Common law marriage is a marriage that is recognized by a state, despite their being no formal marriage license in place. Most states no longer recognize common law marriage. However, Colorado is an anomaly and does recognize common law marriage, along with nine other states and the District of Columbia. Common law marriages are afforded the same legal obligations and protections as all other marriages in the state of Colorado.
In People v. Lucero, the Colorado Supreme Court held that common law marriages are valid in Colorado. However, this ruing preceded the legalization of same-sex marriage in Colorado. [i] In 2015, the United States Supreme Court ruled that it is unconstitutional for same-sex couples to be deprived of the right to be married, making same-sex marriage legal throughout the United States. Yet, the Court did not address how this ruling would affect common law marriage. [ii]
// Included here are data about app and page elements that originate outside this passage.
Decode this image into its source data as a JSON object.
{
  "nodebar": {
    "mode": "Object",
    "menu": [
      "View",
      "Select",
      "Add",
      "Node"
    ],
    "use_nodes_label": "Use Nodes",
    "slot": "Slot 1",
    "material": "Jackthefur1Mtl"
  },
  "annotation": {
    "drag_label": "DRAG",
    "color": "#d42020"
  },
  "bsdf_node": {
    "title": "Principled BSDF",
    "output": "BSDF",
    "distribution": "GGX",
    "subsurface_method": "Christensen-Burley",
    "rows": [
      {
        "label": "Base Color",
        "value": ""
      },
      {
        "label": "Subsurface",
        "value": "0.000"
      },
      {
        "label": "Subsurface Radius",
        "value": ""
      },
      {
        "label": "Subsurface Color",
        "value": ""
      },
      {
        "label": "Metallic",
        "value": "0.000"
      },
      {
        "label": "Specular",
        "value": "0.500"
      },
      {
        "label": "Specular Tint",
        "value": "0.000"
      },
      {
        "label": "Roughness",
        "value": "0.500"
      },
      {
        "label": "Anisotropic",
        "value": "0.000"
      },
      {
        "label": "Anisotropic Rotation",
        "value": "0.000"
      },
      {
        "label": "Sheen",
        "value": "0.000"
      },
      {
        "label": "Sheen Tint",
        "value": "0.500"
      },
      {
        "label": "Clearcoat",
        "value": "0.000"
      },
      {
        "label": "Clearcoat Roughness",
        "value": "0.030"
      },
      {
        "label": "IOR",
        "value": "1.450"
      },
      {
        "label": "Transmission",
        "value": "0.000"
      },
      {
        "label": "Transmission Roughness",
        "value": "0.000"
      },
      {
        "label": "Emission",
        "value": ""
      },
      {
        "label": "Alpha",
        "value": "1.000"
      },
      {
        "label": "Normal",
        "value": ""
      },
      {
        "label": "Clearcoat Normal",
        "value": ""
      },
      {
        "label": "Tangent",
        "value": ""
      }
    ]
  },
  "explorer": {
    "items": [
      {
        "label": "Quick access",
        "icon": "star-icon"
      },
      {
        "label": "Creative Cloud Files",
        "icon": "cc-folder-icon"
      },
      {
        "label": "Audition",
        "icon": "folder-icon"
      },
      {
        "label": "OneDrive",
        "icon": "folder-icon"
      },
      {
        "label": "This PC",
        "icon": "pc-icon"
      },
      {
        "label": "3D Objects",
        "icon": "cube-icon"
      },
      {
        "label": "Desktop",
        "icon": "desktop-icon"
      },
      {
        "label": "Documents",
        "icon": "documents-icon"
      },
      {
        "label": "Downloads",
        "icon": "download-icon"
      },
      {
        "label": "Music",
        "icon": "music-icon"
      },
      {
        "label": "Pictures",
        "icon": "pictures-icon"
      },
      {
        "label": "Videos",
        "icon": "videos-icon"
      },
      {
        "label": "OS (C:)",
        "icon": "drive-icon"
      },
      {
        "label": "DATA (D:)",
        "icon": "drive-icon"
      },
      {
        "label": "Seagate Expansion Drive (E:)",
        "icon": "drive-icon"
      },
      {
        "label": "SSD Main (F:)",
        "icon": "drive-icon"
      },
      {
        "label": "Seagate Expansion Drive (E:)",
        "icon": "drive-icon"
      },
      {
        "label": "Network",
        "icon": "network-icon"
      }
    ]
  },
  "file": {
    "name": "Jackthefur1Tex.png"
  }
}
In re the Marriage of Edi L. Hogsett and Marcia E. Neale, the Colorado Court of Appeals addressed the question of whether common law marriage also applies to same-sex marriages. In this case, the couple had ended their thirteen-year relationship. During their relationship, they had exchanged rings, lived together, and maintained joint bank accounts. When the parties separated, Hogsett filed for divorce, and Neale objected stating they were never married. Neale based her position on the fact that same-sex marriage was not not legal for the majority of their relationship.
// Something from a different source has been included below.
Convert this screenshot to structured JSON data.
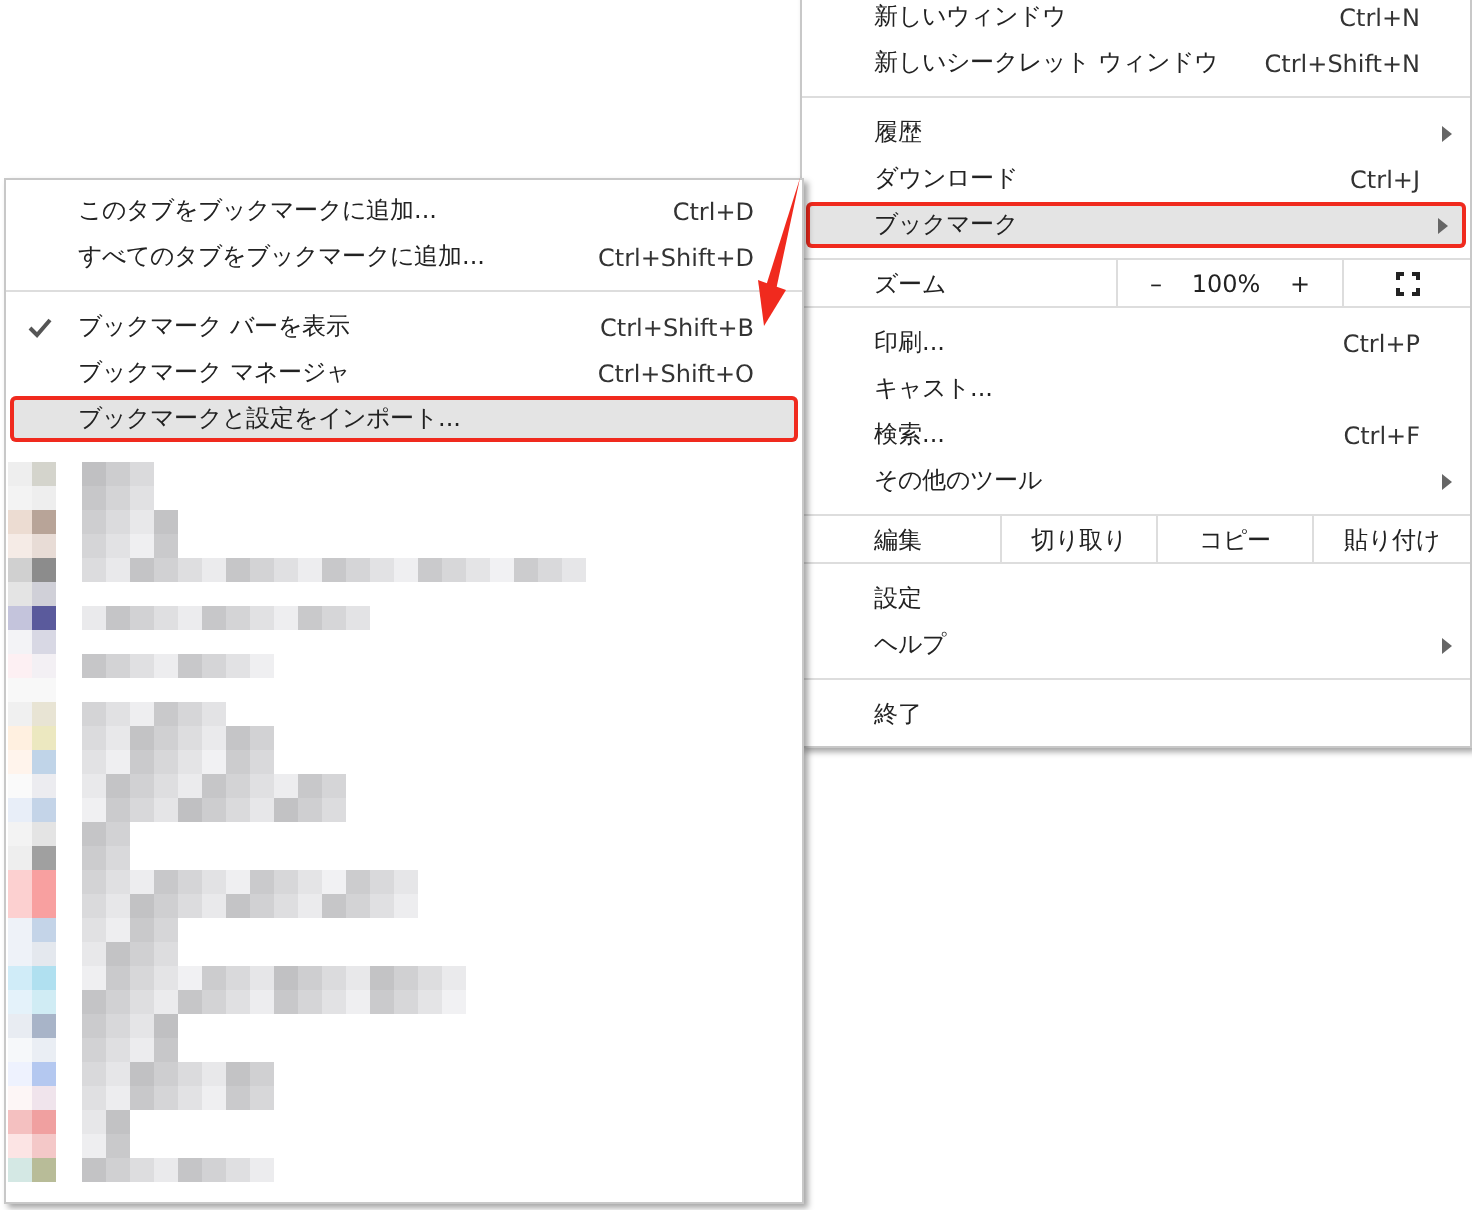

The court first looked at the factors established in Lucero to determine whether the couple would have been common law married; the issue of the federal legalization of same-sex marriage aside. Those factors are: 1) Both of the parties are over 18 years of age; 2) The parties agree that they are married[iii]; 3) The parties cohabitate as a married couple after agreeing that they are married; and, 4) The parties hold themselves out to be a married couple. [iv]
In applying the Lucero factors to Hogsett and Neale’s relationship, the court found that, while the parties did have joint accounts and a home together, there were insufficient facts to support that a common law marriage existed. The court found that Neale had told Hogsett multiple times during their relationship that she did not want to get married. Likewise, the fact there was no attempt to get married in a state where same-sex marriage was legal was significant to the Court, as was the absence of references to their “marriage” throughout their relationship. [v]
The court then turned to the question of whether common law marriage applies to same-sex relationships that endured before same-sex marriage was legal in Colorado. The court determined that the concept of common-law marriage does apply to same-sex relationships, including those that preceded the legalization of same-sex marriage in Colorado.
Why is this so significant? This decision means that same-sex couples are entitled to the same rights and protections that accompany a claim of common law marriage. While the court determined Hogsett and Neale were not common-law married, this decision is major progress towards securing equal rights for same-sex couples.
If you believe that you may be common law married and are considering separating from your spouse, you should speak with a family law attorney as soon as possible. At GEM Family Law, our seasoned attorneys can help you understand your rights and options.
Authored by: Kristin N. Day, J.D. Candidate 2020[i]People v. Lucero, 747 P.2d 660 at 663 (Colo. 1987)
[ii] Obergefell v. Hodges, 135 S. Ct. 1039 at 2584 (2015)
[iii] C.R.S. § 14-2-109.5
[iv] People v. Lucero at 663.
[v] Hogsett v. Neale, 2018 COA 176 (Colo. App. 2018)